> [YOUR ASSIGNMENT]
Where a line below holds the string "from", copy that line.
── AVAILABLE DATA ──
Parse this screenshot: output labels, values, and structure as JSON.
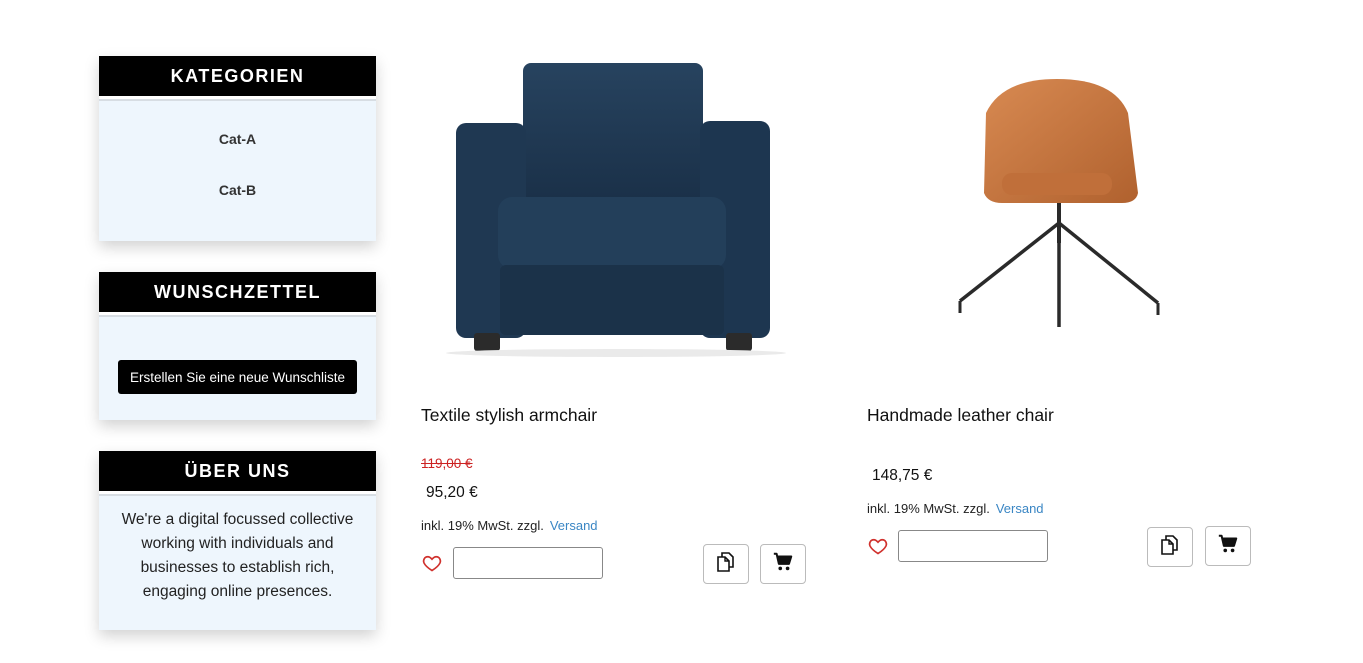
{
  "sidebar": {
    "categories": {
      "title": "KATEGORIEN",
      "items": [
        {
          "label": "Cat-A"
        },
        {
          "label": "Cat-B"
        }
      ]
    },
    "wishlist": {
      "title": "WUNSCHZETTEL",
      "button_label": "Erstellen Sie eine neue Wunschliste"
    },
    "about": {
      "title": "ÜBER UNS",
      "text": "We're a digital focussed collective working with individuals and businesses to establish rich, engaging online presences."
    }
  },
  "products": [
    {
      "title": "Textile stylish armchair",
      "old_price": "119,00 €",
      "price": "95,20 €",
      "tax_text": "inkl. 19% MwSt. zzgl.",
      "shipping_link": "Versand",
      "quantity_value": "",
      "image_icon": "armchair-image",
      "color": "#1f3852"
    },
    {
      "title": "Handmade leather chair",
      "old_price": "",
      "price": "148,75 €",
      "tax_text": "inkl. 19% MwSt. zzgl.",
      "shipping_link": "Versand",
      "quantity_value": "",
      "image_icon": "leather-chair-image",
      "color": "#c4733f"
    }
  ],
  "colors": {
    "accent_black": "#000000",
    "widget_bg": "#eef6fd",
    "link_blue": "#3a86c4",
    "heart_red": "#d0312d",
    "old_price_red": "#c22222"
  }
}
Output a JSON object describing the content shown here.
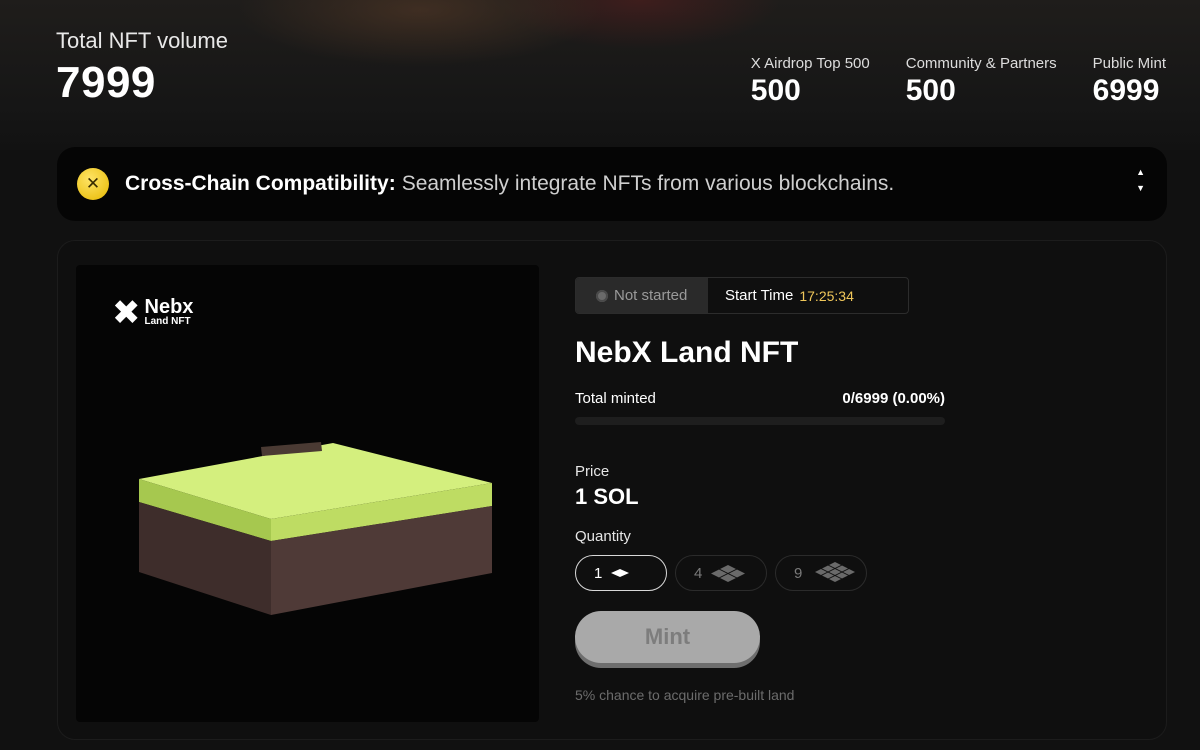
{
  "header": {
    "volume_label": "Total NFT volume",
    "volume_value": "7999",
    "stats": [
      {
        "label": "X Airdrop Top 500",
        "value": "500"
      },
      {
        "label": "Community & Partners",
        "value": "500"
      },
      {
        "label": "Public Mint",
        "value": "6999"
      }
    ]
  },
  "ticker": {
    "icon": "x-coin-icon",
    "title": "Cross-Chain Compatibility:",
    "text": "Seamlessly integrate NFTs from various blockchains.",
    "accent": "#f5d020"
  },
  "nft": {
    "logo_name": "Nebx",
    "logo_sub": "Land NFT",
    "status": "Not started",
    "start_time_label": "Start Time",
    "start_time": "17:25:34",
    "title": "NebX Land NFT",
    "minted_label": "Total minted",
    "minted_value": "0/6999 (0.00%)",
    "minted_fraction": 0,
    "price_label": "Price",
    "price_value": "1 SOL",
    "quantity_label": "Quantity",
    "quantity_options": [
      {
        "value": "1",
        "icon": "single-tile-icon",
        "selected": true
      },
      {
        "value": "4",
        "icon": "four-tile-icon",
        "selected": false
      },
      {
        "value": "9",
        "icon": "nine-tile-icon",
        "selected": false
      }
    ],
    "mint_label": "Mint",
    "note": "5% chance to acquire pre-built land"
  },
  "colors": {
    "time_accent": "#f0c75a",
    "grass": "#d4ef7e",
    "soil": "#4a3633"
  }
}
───
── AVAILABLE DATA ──
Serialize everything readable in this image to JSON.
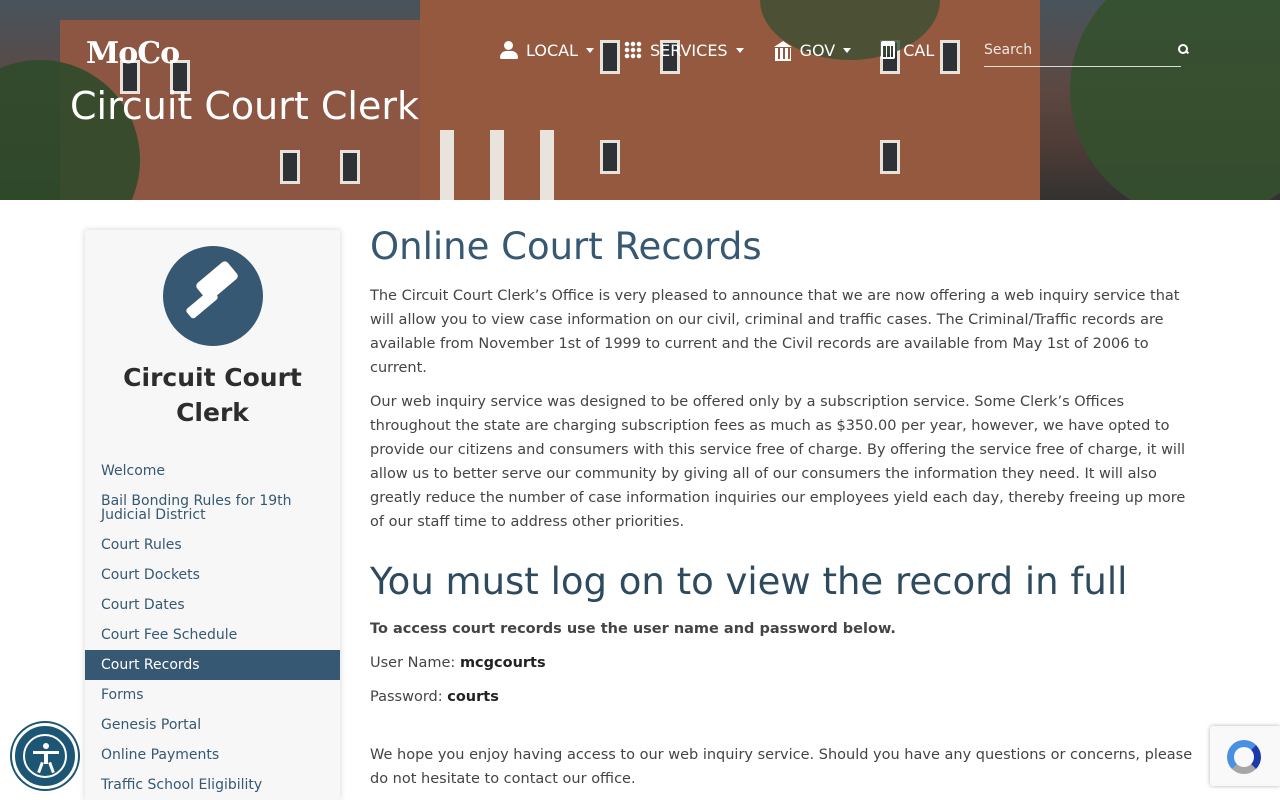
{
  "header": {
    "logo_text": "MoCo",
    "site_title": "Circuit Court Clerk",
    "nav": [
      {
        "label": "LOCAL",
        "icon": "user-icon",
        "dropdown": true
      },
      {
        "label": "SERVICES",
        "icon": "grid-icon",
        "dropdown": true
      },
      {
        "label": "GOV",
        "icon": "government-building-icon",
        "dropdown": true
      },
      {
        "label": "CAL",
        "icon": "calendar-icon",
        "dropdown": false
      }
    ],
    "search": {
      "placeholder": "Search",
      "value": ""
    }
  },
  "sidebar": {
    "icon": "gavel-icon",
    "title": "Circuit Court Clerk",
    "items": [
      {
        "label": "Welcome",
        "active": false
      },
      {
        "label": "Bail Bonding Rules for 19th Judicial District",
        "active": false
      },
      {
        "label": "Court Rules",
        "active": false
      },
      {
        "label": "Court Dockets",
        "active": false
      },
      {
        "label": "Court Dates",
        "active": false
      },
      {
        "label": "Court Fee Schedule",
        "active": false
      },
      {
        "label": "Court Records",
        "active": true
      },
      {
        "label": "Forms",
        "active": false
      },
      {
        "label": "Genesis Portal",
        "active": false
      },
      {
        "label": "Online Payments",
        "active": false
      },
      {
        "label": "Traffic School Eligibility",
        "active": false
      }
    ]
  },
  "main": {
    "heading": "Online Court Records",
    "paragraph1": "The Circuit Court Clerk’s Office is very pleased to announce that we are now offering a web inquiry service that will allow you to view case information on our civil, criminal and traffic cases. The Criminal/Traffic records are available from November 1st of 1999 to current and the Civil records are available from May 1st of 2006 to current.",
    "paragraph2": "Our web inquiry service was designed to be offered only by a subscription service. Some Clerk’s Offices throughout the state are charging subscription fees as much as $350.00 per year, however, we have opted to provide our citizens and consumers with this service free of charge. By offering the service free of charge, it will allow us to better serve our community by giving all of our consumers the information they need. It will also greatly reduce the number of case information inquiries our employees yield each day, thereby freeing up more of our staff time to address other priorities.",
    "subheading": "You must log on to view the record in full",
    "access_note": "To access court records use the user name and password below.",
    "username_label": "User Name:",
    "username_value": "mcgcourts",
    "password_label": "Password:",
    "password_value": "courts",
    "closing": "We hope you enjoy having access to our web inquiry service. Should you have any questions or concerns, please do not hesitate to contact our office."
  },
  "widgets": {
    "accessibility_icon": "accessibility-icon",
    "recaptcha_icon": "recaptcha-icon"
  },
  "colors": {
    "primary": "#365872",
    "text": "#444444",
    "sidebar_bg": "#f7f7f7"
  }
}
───
> [TASK OUTPUT]
    "text": "Seamlessly integrate NFTs from various blockchains.",
    "paragraph1": "The Circuit Court Clerk’s Office is very pleased to announce that we are now offering a web inquiry service that will allow you to view case information on our civil, criminal and traffic cases. The Criminal/Traffic records are available from November 1st of 1999 to current and the Civil records are available from May 1st of 2006 to current.",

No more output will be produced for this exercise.